5. Be prepared for any questions of the candidate
Ensure that you are completely prepared for every meeting, having already done your research on your candidate’s background, skills, and experiences. In fact, you will certainly want to have carefully considered any questions that you might ask beforehand so that you do not get caught off guard during the interview.
Being thoroughly organized and coming across as confident in what you have to offer will go a long way towards establishing trust between yourself and your candidate. Making them more likely to accept your offer.
6. Use the time to get to know the candidate and their qualifications
You want to start the conversation on a positive note, so it’s important to approach the interaction with a professional and active voice.
One of the best ways to do this is simply by asking the candidate about their experience and what they are looking for in this role. This will give you an idea of how well they would fit with your team, as well as any particular skills or qualifications that stand out. You should also take this opportunity to ask about their background, including any pertinent education or training that may be relevant for the position.

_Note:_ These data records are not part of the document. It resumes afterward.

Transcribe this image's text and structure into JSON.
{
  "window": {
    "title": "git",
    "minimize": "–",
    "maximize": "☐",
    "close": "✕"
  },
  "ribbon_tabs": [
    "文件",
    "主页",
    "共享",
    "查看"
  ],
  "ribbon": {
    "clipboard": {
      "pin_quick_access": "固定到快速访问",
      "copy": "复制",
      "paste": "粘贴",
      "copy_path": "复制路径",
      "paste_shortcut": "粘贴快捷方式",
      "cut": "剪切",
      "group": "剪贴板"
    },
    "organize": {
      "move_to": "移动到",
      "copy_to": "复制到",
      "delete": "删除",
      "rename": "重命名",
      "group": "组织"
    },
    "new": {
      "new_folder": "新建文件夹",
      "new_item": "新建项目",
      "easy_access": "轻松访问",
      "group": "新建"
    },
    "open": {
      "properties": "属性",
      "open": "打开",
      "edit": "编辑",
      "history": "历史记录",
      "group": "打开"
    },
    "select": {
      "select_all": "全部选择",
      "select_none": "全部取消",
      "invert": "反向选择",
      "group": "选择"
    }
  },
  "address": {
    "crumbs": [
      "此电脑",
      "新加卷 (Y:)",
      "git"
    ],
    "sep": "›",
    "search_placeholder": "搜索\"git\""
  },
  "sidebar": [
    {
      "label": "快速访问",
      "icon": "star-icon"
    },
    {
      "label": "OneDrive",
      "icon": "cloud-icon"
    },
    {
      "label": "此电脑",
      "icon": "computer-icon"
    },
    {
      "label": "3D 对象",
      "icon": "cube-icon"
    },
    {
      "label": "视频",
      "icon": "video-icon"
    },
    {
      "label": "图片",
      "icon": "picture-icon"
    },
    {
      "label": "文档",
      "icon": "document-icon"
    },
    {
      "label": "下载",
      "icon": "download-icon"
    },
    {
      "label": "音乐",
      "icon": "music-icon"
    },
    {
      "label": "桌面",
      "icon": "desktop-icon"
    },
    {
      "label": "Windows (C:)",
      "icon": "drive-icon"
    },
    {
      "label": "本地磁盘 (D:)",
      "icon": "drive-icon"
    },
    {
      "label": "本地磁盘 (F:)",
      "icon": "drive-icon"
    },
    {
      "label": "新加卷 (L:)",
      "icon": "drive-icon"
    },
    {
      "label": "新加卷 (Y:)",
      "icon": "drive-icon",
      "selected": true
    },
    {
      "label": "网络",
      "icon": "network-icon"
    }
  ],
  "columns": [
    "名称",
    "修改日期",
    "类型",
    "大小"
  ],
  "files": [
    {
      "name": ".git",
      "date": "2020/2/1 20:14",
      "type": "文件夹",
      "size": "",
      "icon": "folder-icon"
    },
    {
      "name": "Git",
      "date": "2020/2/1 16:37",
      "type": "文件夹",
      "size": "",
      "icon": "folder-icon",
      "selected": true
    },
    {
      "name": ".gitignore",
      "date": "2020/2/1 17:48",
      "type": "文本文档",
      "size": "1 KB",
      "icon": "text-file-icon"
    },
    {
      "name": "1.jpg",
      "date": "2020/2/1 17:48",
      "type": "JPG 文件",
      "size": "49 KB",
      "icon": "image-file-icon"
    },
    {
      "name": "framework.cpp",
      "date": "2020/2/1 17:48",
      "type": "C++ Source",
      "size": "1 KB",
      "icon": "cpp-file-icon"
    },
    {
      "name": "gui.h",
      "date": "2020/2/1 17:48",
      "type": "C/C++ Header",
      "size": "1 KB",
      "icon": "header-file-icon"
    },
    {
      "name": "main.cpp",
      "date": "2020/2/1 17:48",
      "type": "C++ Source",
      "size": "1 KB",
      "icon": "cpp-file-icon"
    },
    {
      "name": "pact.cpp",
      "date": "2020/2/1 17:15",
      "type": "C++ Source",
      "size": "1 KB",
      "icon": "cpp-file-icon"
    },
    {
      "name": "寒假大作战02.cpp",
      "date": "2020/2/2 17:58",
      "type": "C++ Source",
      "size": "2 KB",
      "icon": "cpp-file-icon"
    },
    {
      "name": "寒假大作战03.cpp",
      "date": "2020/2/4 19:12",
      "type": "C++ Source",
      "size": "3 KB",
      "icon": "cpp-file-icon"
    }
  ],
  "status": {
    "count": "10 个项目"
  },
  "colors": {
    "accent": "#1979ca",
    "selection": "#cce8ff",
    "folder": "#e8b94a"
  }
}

Iit’s important to be attentive and engaged during the meeting, listening closely to what the candidate has to say and making sure that both sides have an opportunity to ask questions. By taking some time at the beginning of your conversation to focus on getting to know each other, you can make sure that you end up with just the right candidate for your open position.
7. Ask questions that will give you a better sense of who they are as a person
As the manager of a new company, one of your key responsibilities is to interview potential candidates and hire the best person for each open position. In order to do this effectively, it is important that you take the time to get to know each candidate on a personal level.
You can do this by asking open-ended questions that will allow you to gain valuable insight into who they are as individuals, in addition to their professional experience and qualifications.
Some good questions might include “What inspired you to pursue your chosen career path?”, “What are some of your greatest strengths and weaknesses?”, and “How do you manage stress and stay organized?”.
By engaging with candidates in this manner, you can not only evaluate their skills, but also gain an understanding of their unique perspectives, talents, and goals.
8. Thank the candidate for their time and let them know when they can expect to hear back from you
Assuming you’ve followed the previous tips and successfully navigated the conversation up to this point, it’s time to finish strong.
Thank the candidate for their time and let them know when they can specifically expect to hear back from you. This is important for two reasons. First, it shows that you’re courteous and professional. Second, it helps to set realistic expectations for the candidate.
If you tell them you’ll be in touch within a week, they won’t be left hanging if it takes a little longer. But if you say you’ll get back to them “soon,” they may become impatient.
So take a moment to thank the candidate and let them know when to expect to hear from you. It’s a small gesture that can make a big impression.